With Lipsky’s book, and now with Ponsoldt’s film, fans of Wallace’s writing can get a sense of who Wallace was depending on whether or not you believe Lipsky’s and Segel’s versions of the beloved author are something you consider authentic. While some may argue that Segel does not present a true representation of who Wallace was (read The Guardian‘s review by Wallace’s friend Glenn Kenny), he does create a character with enough depth and interesting perspective to care for him as a real person. What is even more thought-provoking, however, is the dynamic between Segel and Eisenberg as the two men push and pull each other into uncomfortable and emotional corners that neither probably though they would find themselves in when their interview first begins. Think of it as conversational theater.

My Sister’s Keeper

June 26, 2009 by  
Filed under Reviews

Starring: Cameron Diaz, Sofia Vassilieva, Abigail Breslin
Directed by: Nick Cassavetes (“The Notebook”)
Written by: Nick Cassavetes (“Alpha Dog”) and Jeremy Leven (“Alex and Emma”)

There’s so much negative connotation when a film is referred to as a Lifetime Movie of the Week. Typically, this signifies the movie is cliché, overacted, and sappy and usually about spousal abuse or someone dying of a mysterious disease or someone fighting an addiction. But in the entire history of the Lifetime Channel, isn’t it possible that at least one of those dramas was actually watchable to more than the female demographic it caters to?

“My Sister’s Keeper” isn’t a Movie of the Week, but if it were it would be that unmentioned tear-jerker that is the exception to the TV-movie rule. Although it tries to slide into that position in the final act, director/writer Nick Cassavetes (“The Notebook”) and the entire cast create a poignant foundation where family thresholds are tested with life and death scenarios.

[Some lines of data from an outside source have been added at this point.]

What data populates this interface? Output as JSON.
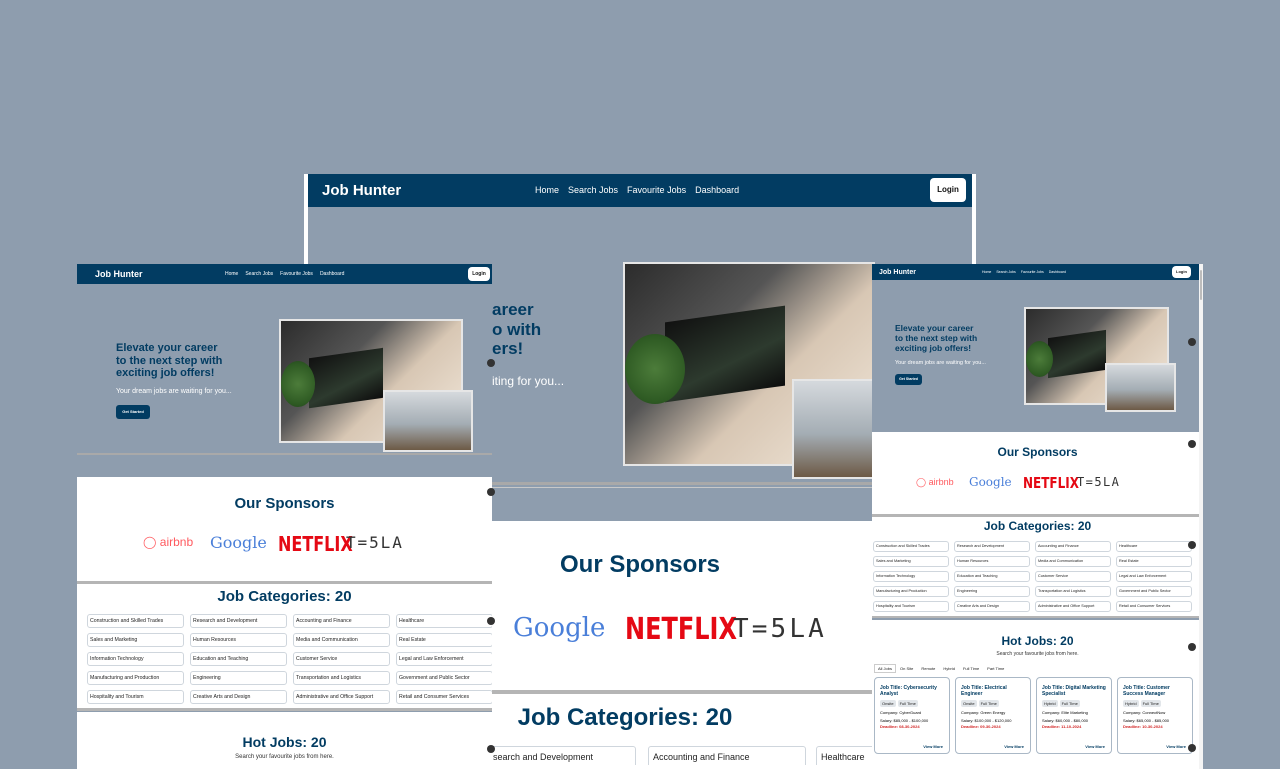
{
  "brand": "Job Hunter",
  "nav": [
    "Home",
    "Search Jobs",
    "Favourite Jobs",
    "Dashboard"
  ],
  "login": "Login",
  "hero": {
    "title_lines": [
      "Elevate your career",
      "to the next step with",
      "exciting job offers!"
    ],
    "center_title_lines": [
      "areer",
      "o with",
      "ers!"
    ],
    "subtitle": "Your dream jobs are waiting for you...",
    "center_subtitle": "iting for you...",
    "cta": "Get Started"
  },
  "sponsors": {
    "title": "Our Sponsors",
    "logos": [
      "airbnb",
      "Google",
      "NETFLIX",
      "TESLA"
    ],
    "tesla_display": "T=5LA"
  },
  "categories": {
    "title": "Job Categories: 20",
    "items": [
      "Construction and Skilled Trades",
      "Research and Development",
      "Accounting and Finance",
      "Healthcare",
      "Sales and Marketing",
      "Human Resources",
      "Media and Communication",
      "Real Estate",
      "Information Technology",
      "Education and Teaching",
      "Customer Service",
      "Legal and Law Enforcement",
      "Manufacturing and Production",
      "Engineering",
      "Transportation and Logistics",
      "Government and Public Sector",
      "Hospitality and Tourism",
      "Creative Arts and Design",
      "Administrative and Office Support",
      "Retail and Consumer Services"
    ],
    "center_first": "search and Development"
  },
  "hot_jobs": {
    "title": "Hot Jobs: 20",
    "subtitle": "Search your favourite jobs from here.",
    "tabs": [
      "All Jobs",
      "On Site",
      "Remote",
      "Hybrid",
      "Full Time",
      "Part Time"
    ],
    "cards": [
      {
        "title": "Job Title: Cybersecurity Analyst",
        "tags": [
          "Onsite",
          "Full Time"
        ],
        "company": "Company: CyberGuard",
        "salary": "Salary: $85,000 - $100,000",
        "deadline": "Deadline: 08-30-2024",
        "more": "View More"
      },
      {
        "title": "Job Title: Electrical Engineer",
        "tags": [
          "Onsite",
          "Full Time"
        ],
        "company": "Company: Green Energy",
        "salary": "Salary: $100,000 - $120,000",
        "deadline": "Deadline: 09-30-2024",
        "more": "View More"
      },
      {
        "title": "Job Title: Digital Marketing Specialist",
        "tags": [
          "Hybrid",
          "Full Time"
        ],
        "company": "Company: Elite Marketing",
        "salary": "Salary: $60,000 - $80,000",
        "deadline": "Deadline: 11-10-2024",
        "more": "View More"
      },
      {
        "title": "Job Title: Customer Success Manager",
        "tags": [
          "Hybrid",
          "Full Time"
        ],
        "company": "Company: ConnectNow",
        "salary": "Salary: $65,000 - $85,000",
        "deadline": "Deadline: 10-30-2024",
        "more": "View More"
      }
    ]
  }
}
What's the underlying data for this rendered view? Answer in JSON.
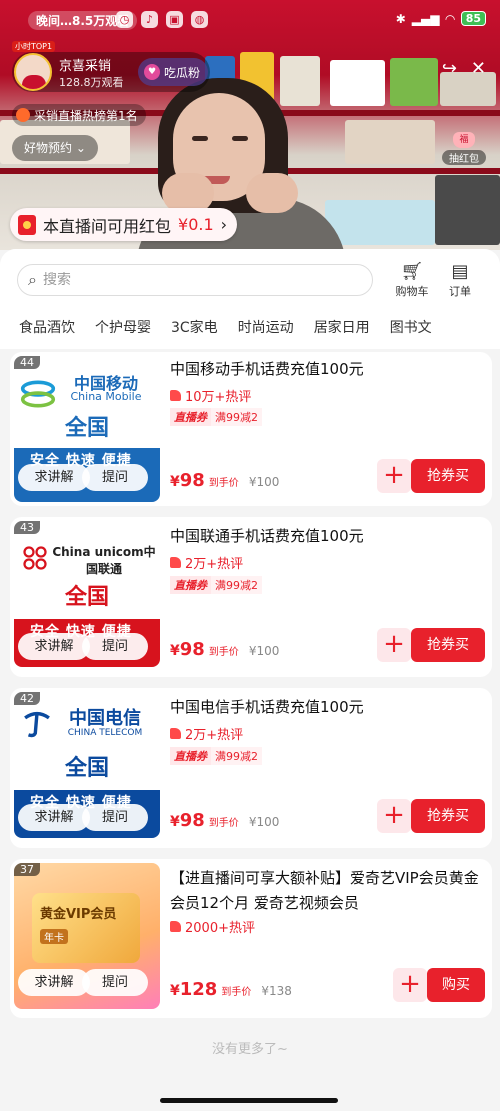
{
  "status_bar": {
    "time": "晚间…8.5万观看",
    "battery": "85"
  },
  "streamer": {
    "rank_tag": "小时TOP1",
    "name": "京喜采销",
    "viewers": "128.8万观看",
    "follow_label": "吃瓜粉"
  },
  "rank_badge": "采销直播热榜第1名",
  "goods_menu": "好物预约 ⌄",
  "fudai": {
    "icon": "福",
    "label": "抽红包"
  },
  "hongbao": {
    "text": "本直播间可用红包",
    "amount": "¥0.1"
  },
  "search": {
    "placeholder": "搜索"
  },
  "tools": {
    "cart": "购物车",
    "orders": "订单"
  },
  "categories": [
    "食品酒饮",
    "个护母婴",
    "3C家电",
    "时尚运动",
    "居家日用",
    "图书文"
  ],
  "products": [
    {
      "num": "44",
      "logo_cn": "中国移动",
      "logo_en": "China Mobile",
      "nation": "全国",
      "band": "安全 快速 便捷",
      "title": "中国移动手机话费充值100元",
      "hot": "10万+热评",
      "coupon_a": "直播券",
      "coupon_b": "满99减2",
      "price": "98",
      "price_tag": "到手价",
      "orig": "¥100",
      "action": "抢券买",
      "ask": "求讲解",
      "q": "提问",
      "brand_color": "#1b6ab8"
    },
    {
      "num": "43",
      "logo_cn": "China unicom中国联通",
      "logo_en": "",
      "nation": "全国",
      "band": "安全 快速 便捷",
      "title": "中国联通手机话费充值100元",
      "hot": "2万+热评",
      "coupon_a": "直播券",
      "coupon_b": "满99减2",
      "price": "98",
      "price_tag": "到手价",
      "orig": "¥100",
      "action": "抢券买",
      "ask": "求讲解",
      "q": "提问",
      "brand_color": "#d7131d"
    },
    {
      "num": "42",
      "logo_cn": "中国电信",
      "logo_en": "CHINA TELECOM",
      "nation": "全国",
      "band": "安全 快速 便捷",
      "title": "中国电信手机话费充值100元",
      "hot": "2万+热评",
      "coupon_a": "直播券",
      "coupon_b": "满99减2",
      "price": "98",
      "price_tag": "到手价",
      "orig": "¥100",
      "action": "抢券买",
      "ask": "求讲解",
      "q": "提问",
      "brand_color": "#0b4a9e"
    },
    {
      "num": "37",
      "logo_cn": "黄金VIP会员",
      "logo_en": "年卡",
      "nation": "",
      "band": "",
      "title": "【进直播间可享大额补贴】爱奇艺VIP会员黄金会员12个月 爱奇艺视频会员",
      "hot": "2000+热评",
      "price": "128",
      "price_tag": "到手价",
      "orig": "¥138",
      "action": "购买",
      "ask": "求讲解",
      "q": "提问",
      "brand_color": "#f08a1c"
    }
  ],
  "end_text": "没有更多了~",
  "currency": "¥"
}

Based on the best-selling book of the same name by Jodi Picoult, “My Sister’s Keeper” tells the story of the Fitzgerald family, who are waiting helplessly as their oldest child, Kate (Sofia Vassilieva), slowly dies of leukemia. Through nonlinear storytelling, we watch parents Sara and Brian (Cameron Diaz and Jason Patric) faced with a decision to have another child (Abigail Breslin) so that later in life when their sick daughter needs a new kidney, a carefully customized baby with the same chromosomal makeup would be available. Along with an inevitable surgery, their engineered daughter, Andromeda (did they really have to make her name sound so sci-fi?), would also be used to collect blood cells and bone marrow to keep her older sister alive.

But by the age of 11, Andromeda doesn’t want to be a lab rat anymore. When Kate finally needs a kidney transplant, the family is shocked when Andromeda hires a high-profile lawyer (Alec Baldwin) and sues her parents for “medical emancipation,” which means she can’t be forced to give her kidney to her sister.

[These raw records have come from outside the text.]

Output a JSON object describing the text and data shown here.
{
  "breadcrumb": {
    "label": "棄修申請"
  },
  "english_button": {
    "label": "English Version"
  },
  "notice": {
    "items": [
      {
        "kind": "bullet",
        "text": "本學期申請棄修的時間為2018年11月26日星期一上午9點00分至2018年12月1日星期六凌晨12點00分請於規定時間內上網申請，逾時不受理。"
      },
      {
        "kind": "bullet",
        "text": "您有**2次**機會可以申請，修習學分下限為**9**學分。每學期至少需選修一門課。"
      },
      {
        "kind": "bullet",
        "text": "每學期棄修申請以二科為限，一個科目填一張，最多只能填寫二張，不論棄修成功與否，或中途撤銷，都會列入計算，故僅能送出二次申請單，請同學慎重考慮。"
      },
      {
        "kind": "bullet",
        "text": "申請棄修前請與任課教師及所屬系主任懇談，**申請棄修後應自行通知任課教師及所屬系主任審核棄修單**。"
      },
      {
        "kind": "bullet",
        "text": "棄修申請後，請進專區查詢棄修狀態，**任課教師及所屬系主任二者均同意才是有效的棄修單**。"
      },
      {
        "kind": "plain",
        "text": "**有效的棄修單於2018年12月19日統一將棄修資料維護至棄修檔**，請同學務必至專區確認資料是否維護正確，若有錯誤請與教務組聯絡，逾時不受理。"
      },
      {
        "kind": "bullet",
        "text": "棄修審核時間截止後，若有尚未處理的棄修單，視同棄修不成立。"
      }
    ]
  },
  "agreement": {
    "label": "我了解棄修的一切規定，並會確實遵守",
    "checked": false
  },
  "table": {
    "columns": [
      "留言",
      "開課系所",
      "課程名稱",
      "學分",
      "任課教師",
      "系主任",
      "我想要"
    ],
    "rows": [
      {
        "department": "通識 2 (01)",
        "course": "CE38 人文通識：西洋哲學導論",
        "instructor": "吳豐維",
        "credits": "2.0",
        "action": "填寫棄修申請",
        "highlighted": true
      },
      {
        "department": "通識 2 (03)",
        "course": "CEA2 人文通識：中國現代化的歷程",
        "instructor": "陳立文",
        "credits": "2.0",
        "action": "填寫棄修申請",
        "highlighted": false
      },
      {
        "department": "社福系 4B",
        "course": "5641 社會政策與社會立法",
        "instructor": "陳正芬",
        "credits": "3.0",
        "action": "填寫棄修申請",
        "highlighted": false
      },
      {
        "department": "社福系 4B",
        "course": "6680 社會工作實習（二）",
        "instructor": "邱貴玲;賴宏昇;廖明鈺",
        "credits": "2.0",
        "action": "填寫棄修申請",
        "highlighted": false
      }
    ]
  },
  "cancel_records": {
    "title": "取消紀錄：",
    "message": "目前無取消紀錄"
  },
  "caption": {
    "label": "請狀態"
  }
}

Of course, this splits the family down the center and forces them into court. Sara, who was a lawyer before she stopped practicing to care for Kate, is beyond disbelief because her own daughter would allow her sister to die. Compassionate father Brian, sees both sides of the argument. What kind of life would Andromeda lead if the transplant wasn’t a success?

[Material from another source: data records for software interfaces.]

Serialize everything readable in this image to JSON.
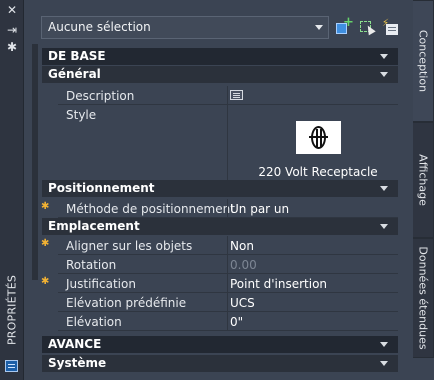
{
  "palette": {
    "title": "PROPRIÉTÉS"
  },
  "toolbar": {
    "selection_value": "Aucune sélection",
    "quick_select_icon": "quick-select-icon",
    "select_objects_icon": "select-objects-icon",
    "toggle_pickadd_icon": "toggle-pickadd-icon"
  },
  "sections": {
    "main_base": "DE BASE",
    "general": "Général",
    "positioning": "Positionnement",
    "location": "Emplacement",
    "main_advanced": "AVANCE",
    "system": "Système"
  },
  "properties": {
    "description": {
      "label": "Description",
      "icon": "description-edit-icon"
    },
    "style": {
      "label": "Style",
      "value": "220 Volt Receptacle"
    },
    "positioning_method": {
      "label": "Méthode de positionnement",
      "value": "Un par un"
    },
    "align_to_objects": {
      "label": "Aligner sur les objets",
      "value": "Non"
    },
    "rotation": {
      "label": "Rotation",
      "value": "0.00"
    },
    "justification": {
      "label": "Justification",
      "value": "Point d'insertion"
    },
    "preset_elevation": {
      "label": "Elévation prédéfinie",
      "value": "UCS"
    },
    "elevation": {
      "label": "Elévation",
      "value": "0\""
    }
  },
  "tabs": [
    "Conception",
    "Affichage",
    "Données étendues"
  ],
  "colors": {
    "panel": "#3b4453",
    "section_header": "#2b313b",
    "asterisk": "#f2b233"
  }
}
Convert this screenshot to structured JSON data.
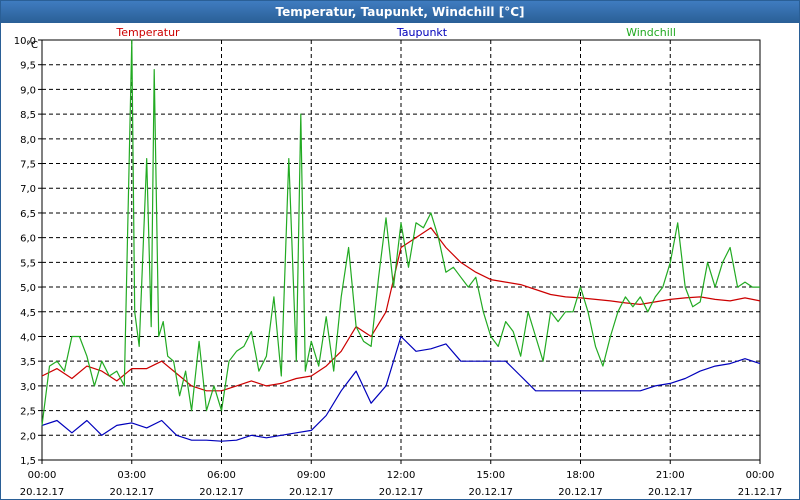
{
  "window": {
    "title": "Temperatur, Taupunkt, Windchill [°C]"
  },
  "colors": {
    "temperatur": "#cc0000",
    "taupunkt": "#0000bb",
    "windchill": "#22aa22",
    "grid": "#000000",
    "titlebar": "#2a5f96"
  },
  "chart_data": {
    "type": "line",
    "title": "Temperatur, Taupunkt, Windchill [°C]",
    "ylabel": "°C",
    "xlabel": "",
    "ylim": [
      1.5,
      10.0
    ],
    "xlim": [
      0,
      24
    ],
    "grid": true,
    "legend_placement": "top",
    "y_ticks": [
      "1,5",
      "2,0",
      "2,5",
      "3,0",
      "3,5",
      "4,0",
      "4,5",
      "5,0",
      "5,5",
      "6,0",
      "6,5",
      "7,0",
      "7,5",
      "8,0",
      "8,5",
      "9,0",
      "9,5",
      "10,0"
    ],
    "x_ticks": [
      {
        "time": "00:00",
        "date": "20.12.17"
      },
      {
        "time": "03:00",
        "date": "20.12.17"
      },
      {
        "time": "06:00",
        "date": "20.12.17"
      },
      {
        "time": "09:00",
        "date": "20.12.17"
      },
      {
        "time": "12:00",
        "date": "20.12.17"
      },
      {
        "time": "15:00",
        "date": "20.12.17"
      },
      {
        "time": "18:00",
        "date": "20.12.17"
      },
      {
        "time": "21:00",
        "date": "20.12.17"
      },
      {
        "time": "00:00",
        "date": "21.12.17"
      }
    ],
    "series": [
      {
        "name": "Temperatur",
        "color": "#cc0000",
        "x": [
          0,
          0.5,
          1,
          1.5,
          2,
          2.5,
          3,
          3.5,
          4,
          4.5,
          5,
          5.5,
          6,
          6.5,
          7,
          7.5,
          8,
          8.5,
          9,
          9.5,
          10,
          10.5,
          11,
          11.5,
          12,
          12.5,
          13,
          13.5,
          14,
          14.5,
          15,
          15.5,
          16,
          16.5,
          17,
          17.5,
          18,
          18.5,
          19,
          19.5,
          20,
          20.5,
          21,
          21.5,
          22,
          22.5,
          23,
          23.5,
          24
        ],
        "values": [
          3.2,
          3.35,
          3.15,
          3.4,
          3.3,
          3.1,
          3.35,
          3.35,
          3.5,
          3.25,
          3.0,
          2.9,
          2.9,
          3.0,
          3.1,
          3.0,
          3.05,
          3.15,
          3.2,
          3.4,
          3.7,
          4.2,
          4.0,
          4.5,
          5.8,
          6.0,
          6.2,
          5.8,
          5.5,
          5.3,
          5.15,
          5.1,
          5.05,
          4.95,
          4.85,
          4.8,
          4.78,
          4.75,
          4.72,
          4.68,
          4.65,
          4.7,
          4.75,
          4.78,
          4.8,
          4.75,
          4.72,
          4.78,
          4.72
        ]
      },
      {
        "name": "Taupunkt",
        "color": "#0000bb",
        "x": [
          0,
          0.5,
          1,
          1.5,
          2,
          2.5,
          3,
          3.5,
          4,
          4.5,
          5,
          5.5,
          6,
          6.5,
          7,
          7.5,
          8,
          8.5,
          9,
          9.5,
          10,
          10.5,
          11,
          11.5,
          12,
          12.5,
          13,
          13.5,
          14,
          14.5,
          15,
          15.5,
          16,
          16.5,
          17,
          17.5,
          18,
          18.5,
          19,
          19.5,
          20,
          20.5,
          21,
          21.5,
          22,
          22.5,
          23,
          23.5,
          24
        ],
        "values": [
          2.2,
          2.3,
          2.05,
          2.3,
          2.0,
          2.2,
          2.25,
          2.15,
          2.3,
          2.0,
          1.9,
          1.9,
          1.88,
          1.9,
          2.0,
          1.95,
          2.0,
          2.05,
          2.1,
          2.4,
          2.9,
          3.3,
          2.65,
          3.0,
          4.0,
          3.7,
          3.75,
          3.85,
          3.5,
          3.5,
          3.5,
          3.5,
          3.2,
          2.9,
          2.9,
          2.9,
          2.9,
          2.9,
          2.9,
          2.9,
          2.9,
          3.0,
          3.05,
          3.15,
          3.3,
          3.4,
          3.45,
          3.55,
          3.45
        ]
      },
      {
        "name": "Windchill",
        "color": "#22aa22",
        "x": [
          0,
          0.25,
          0.5,
          0.75,
          1,
          1.25,
          1.5,
          1.75,
          2,
          2.25,
          2.5,
          2.75,
          3,
          3.1,
          3.25,
          3.5,
          3.65,
          3.75,
          3.9,
          4.05,
          4.2,
          4.4,
          4.6,
          4.8,
          5,
          5.25,
          5.5,
          5.75,
          6,
          6.25,
          6.5,
          6.75,
          7,
          7.25,
          7.5,
          7.75,
          8,
          8.25,
          8.5,
          8.65,
          8.8,
          9,
          9.25,
          9.5,
          9.75,
          10,
          10.25,
          10.5,
          10.75,
          11,
          11.25,
          11.5,
          11.75,
          12,
          12.25,
          12.5,
          12.75,
          13,
          13.25,
          13.5,
          13.75,
          14,
          14.25,
          14.5,
          14.75,
          15,
          15.25,
          15.5,
          15.75,
          16,
          16.25,
          16.5,
          16.75,
          17,
          17.25,
          17.5,
          17.75,
          18,
          18.25,
          18.5,
          18.75,
          19,
          19.25,
          19.5,
          19.75,
          20,
          20.25,
          20.5,
          20.75,
          21,
          21.25,
          21.5,
          21.75,
          22,
          22.25,
          22.5,
          22.75,
          23,
          23.25,
          23.5,
          23.75,
          24
        ],
        "values": [
          2.2,
          3.4,
          3.5,
          3.3,
          4.0,
          4.0,
          3.6,
          3.0,
          3.5,
          3.2,
          3.3,
          3.0,
          10.0,
          4.5,
          3.8,
          7.6,
          4.2,
          9.4,
          4.0,
          4.3,
          3.6,
          3.5,
          2.8,
          3.3,
          2.5,
          3.9,
          2.5,
          3.0,
          2.5,
          3.5,
          3.7,
          3.8,
          4.1,
          3.3,
          3.6,
          4.8,
          3.2,
          7.6,
          3.5,
          8.5,
          3.3,
          3.9,
          3.4,
          4.4,
          3.3,
          4.8,
          5.8,
          4.2,
          3.9,
          3.8,
          5.2,
          6.4,
          5.0,
          6.3,
          5.4,
          6.3,
          6.2,
          6.5,
          6.0,
          5.3,
          5.4,
          5.2,
          5.0,
          5.2,
          4.5,
          4.0,
          3.8,
          4.3,
          4.1,
          3.6,
          4.5,
          4.0,
          3.5,
          4.5,
          4.3,
          4.5,
          4.5,
          5.0,
          4.5,
          3.8,
          3.4,
          4.0,
          4.5,
          4.8,
          4.6,
          4.8,
          4.5,
          4.8,
          5.0,
          5.5,
          6.3,
          5.0,
          4.6,
          4.7,
          5.5,
          5.0,
          5.5,
          5.8,
          5.0,
          5.1,
          5.0,
          5.0
        ]
      }
    ]
  }
}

It an ethical mindbender as the family waits as Kate becomes sicker. “I don’t mind my disease killing me,” Kate says, “but it’s killing my family, too.” While it would have been easily to let the sentimentality wander all over the place, Cassavetes stays focused on the issue at hand and allows his characters to work their way through these scenes organically.

With some effective performances by all the women – Diaz, Vassilieva, Breslin, and Joan Cusack as the judge hearing the case who is going through her own tragedy – the film is touching on many levels despite unnecessarily dabbling in melodramatic tone. When only the heart of the matter is at the forefront, “My Sister’s Keeper” is a moving piece.